___ Supplied records ___

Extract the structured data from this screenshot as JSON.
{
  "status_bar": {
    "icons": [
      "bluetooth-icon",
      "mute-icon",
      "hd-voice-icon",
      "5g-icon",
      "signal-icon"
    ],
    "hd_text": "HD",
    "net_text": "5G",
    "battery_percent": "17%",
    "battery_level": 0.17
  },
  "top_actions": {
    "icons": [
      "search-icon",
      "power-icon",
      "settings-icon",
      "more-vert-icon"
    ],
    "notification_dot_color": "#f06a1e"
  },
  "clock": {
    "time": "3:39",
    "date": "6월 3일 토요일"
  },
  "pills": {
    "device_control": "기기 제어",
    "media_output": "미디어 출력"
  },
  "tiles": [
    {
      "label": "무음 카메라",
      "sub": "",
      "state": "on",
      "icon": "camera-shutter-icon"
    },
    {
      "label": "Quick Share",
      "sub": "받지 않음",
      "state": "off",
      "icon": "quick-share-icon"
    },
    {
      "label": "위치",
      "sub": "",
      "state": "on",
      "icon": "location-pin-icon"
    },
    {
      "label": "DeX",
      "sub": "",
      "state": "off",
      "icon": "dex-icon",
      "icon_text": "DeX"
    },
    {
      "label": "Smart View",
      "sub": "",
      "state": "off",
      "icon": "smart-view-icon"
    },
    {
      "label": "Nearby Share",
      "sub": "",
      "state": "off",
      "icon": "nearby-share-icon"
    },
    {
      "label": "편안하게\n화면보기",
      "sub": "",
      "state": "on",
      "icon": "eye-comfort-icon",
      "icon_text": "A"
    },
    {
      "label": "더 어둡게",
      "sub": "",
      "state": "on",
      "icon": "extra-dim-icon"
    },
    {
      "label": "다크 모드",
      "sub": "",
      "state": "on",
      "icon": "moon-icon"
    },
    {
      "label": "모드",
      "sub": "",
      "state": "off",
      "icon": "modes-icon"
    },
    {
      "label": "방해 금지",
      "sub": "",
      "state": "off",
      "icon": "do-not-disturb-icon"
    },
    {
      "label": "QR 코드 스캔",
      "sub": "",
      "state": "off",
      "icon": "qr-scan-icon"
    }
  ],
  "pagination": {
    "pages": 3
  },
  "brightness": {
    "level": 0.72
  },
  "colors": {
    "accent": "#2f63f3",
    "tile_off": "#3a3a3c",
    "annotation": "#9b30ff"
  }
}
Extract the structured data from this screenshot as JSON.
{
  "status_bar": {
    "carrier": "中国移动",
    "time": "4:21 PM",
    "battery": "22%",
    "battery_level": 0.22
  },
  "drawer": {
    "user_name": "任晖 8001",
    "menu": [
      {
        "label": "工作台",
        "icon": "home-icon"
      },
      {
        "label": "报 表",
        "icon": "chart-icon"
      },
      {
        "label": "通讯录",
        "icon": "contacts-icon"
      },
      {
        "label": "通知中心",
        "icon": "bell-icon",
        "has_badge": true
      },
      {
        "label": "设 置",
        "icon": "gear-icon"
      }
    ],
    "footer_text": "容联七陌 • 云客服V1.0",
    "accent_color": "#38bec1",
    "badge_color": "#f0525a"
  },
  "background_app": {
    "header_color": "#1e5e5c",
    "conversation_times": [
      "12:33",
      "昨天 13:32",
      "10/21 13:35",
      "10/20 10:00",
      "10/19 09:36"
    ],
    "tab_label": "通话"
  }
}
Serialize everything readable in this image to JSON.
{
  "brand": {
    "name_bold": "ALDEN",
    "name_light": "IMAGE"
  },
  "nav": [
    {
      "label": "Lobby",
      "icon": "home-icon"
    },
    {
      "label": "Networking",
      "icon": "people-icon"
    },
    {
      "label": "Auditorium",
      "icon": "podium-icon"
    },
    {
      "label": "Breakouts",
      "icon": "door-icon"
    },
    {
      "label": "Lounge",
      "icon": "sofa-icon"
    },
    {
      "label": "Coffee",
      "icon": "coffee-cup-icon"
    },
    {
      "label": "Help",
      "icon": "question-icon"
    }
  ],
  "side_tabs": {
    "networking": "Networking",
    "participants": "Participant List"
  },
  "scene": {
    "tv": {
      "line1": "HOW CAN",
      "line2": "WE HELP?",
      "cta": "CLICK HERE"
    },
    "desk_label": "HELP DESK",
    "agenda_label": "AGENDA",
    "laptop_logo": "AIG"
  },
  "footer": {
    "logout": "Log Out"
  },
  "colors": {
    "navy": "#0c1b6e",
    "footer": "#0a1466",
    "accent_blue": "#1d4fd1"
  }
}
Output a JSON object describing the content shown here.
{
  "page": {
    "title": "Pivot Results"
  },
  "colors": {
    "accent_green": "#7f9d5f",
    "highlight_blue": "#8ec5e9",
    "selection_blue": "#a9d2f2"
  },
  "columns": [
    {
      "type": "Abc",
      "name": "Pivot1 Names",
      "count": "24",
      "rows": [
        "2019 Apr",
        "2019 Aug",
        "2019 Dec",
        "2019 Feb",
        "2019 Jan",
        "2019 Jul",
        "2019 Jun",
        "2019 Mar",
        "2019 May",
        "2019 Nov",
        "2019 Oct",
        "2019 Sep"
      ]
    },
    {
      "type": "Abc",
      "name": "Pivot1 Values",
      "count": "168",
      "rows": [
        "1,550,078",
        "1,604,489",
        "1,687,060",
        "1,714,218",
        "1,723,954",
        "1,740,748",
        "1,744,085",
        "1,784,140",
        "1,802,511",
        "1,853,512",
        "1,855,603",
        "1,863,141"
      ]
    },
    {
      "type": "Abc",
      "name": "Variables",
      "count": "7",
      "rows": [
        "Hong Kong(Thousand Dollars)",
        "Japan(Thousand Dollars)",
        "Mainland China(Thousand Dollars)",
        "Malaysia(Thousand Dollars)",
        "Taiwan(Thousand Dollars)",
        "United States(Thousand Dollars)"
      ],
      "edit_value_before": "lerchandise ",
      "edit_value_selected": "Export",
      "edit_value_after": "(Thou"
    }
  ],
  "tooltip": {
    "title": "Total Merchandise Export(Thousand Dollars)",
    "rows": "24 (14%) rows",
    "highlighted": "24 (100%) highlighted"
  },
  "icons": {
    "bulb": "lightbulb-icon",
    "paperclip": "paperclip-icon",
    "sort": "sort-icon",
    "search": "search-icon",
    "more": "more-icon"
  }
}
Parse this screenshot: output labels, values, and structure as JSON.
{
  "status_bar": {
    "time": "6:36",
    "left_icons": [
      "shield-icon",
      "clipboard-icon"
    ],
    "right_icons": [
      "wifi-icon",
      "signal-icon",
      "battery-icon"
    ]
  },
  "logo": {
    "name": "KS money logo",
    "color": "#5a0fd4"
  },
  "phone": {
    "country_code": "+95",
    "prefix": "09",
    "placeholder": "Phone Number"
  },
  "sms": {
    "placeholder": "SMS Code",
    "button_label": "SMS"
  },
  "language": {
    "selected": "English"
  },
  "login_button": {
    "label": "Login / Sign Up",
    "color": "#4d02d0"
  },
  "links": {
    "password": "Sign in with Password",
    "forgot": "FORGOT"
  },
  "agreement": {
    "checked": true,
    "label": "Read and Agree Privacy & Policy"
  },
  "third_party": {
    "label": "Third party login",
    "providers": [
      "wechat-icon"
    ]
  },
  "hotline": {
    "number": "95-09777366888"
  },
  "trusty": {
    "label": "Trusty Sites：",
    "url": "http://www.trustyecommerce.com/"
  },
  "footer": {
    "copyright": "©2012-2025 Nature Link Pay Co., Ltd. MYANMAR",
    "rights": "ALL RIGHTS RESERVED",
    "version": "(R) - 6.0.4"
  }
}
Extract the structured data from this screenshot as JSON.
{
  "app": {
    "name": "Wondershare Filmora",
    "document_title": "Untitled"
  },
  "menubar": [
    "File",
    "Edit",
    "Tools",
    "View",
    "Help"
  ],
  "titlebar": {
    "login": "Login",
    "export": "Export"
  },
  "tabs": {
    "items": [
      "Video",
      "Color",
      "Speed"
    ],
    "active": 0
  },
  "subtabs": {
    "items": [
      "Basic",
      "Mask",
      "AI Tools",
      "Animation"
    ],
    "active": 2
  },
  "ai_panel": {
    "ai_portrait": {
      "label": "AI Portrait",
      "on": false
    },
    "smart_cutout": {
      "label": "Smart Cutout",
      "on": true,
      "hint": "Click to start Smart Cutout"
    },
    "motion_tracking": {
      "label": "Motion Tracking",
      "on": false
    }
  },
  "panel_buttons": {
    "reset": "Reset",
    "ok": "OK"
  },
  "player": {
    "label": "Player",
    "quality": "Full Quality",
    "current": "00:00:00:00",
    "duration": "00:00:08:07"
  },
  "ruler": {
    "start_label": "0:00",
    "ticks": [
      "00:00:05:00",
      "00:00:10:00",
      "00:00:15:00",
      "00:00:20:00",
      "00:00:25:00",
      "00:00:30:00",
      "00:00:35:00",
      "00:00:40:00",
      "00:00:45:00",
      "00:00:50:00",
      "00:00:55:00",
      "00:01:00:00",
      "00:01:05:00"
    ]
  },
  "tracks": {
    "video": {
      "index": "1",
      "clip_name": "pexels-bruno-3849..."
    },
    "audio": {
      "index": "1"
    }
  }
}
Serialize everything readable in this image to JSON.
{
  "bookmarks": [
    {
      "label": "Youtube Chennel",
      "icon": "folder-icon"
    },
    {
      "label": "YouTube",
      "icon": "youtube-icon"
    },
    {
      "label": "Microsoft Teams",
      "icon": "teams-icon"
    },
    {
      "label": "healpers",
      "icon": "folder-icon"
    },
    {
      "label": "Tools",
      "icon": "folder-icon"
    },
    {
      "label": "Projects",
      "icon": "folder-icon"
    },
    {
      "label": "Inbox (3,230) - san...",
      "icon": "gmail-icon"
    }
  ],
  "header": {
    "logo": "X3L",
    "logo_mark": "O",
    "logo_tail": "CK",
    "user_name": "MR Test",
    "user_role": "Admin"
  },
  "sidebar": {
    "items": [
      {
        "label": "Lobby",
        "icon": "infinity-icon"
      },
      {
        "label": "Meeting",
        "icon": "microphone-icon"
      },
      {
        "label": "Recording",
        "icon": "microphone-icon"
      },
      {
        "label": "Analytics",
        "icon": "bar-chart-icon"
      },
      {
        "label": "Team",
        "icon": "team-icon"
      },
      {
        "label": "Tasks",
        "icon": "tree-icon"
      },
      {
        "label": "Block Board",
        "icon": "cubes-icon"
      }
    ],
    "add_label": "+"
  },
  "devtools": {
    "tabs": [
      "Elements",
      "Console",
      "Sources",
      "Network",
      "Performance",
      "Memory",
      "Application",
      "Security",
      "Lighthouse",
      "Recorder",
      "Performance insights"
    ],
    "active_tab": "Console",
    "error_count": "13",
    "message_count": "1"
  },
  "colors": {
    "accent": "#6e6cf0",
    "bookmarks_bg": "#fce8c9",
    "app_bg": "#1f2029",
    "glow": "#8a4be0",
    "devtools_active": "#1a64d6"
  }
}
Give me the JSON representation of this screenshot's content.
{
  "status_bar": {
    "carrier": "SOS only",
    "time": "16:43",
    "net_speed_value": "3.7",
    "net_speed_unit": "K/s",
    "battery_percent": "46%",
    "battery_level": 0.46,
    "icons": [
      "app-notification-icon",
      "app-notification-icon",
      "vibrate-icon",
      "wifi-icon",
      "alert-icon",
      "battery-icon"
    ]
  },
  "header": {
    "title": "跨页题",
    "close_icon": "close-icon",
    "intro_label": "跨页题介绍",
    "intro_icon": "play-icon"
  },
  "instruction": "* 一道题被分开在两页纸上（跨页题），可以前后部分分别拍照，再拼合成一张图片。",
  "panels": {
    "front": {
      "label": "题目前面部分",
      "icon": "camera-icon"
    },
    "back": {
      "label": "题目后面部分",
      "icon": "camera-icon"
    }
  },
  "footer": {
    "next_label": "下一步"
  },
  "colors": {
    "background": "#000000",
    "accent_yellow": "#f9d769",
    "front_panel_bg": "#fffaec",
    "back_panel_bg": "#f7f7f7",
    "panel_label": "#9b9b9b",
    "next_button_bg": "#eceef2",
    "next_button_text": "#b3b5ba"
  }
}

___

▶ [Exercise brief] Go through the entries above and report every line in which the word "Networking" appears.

▶ [Written answer]
      "label": "Networking",
    "networking": "Networking",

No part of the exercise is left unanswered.